* Work request
Find each line in the following listing that has the string "label", then state the count and nothing else.

* Task data

● ● ●

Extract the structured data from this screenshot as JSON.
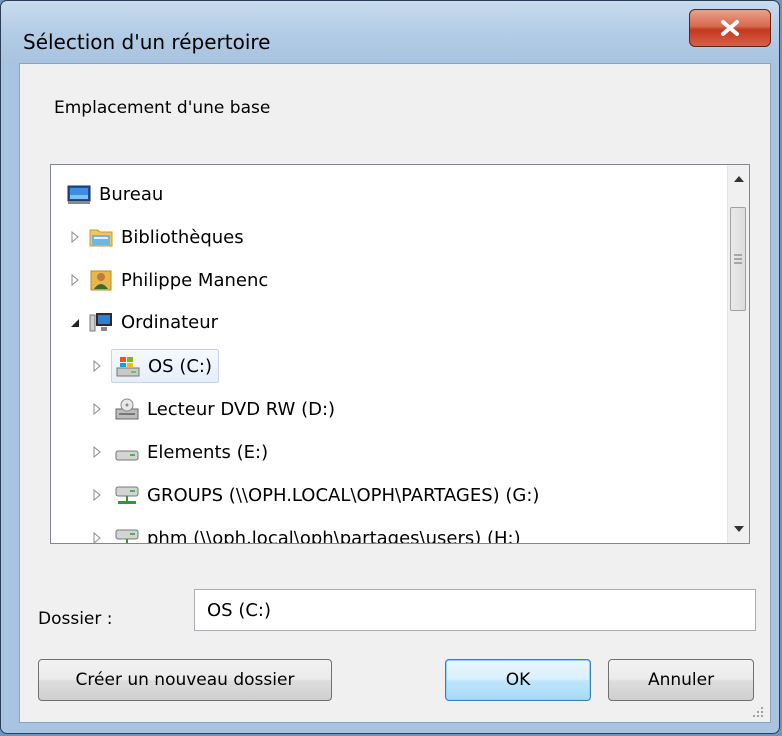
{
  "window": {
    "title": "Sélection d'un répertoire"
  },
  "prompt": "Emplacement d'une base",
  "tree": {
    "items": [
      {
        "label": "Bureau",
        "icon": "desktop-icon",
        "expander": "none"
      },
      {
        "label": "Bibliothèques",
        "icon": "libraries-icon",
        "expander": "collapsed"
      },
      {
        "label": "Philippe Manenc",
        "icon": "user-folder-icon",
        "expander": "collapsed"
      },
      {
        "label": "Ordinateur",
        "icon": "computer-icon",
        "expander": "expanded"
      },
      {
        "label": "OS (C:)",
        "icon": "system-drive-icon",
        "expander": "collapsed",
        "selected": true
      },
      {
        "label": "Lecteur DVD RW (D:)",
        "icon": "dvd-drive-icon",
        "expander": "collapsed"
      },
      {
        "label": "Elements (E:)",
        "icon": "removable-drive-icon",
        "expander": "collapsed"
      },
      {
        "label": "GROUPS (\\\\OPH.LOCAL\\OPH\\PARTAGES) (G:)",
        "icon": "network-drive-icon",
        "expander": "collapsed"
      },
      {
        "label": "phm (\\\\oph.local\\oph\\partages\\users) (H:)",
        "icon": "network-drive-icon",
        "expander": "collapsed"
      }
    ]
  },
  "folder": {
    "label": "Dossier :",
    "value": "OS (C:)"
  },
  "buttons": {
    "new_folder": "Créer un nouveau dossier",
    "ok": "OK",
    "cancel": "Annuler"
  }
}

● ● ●

* Solution to this problem
10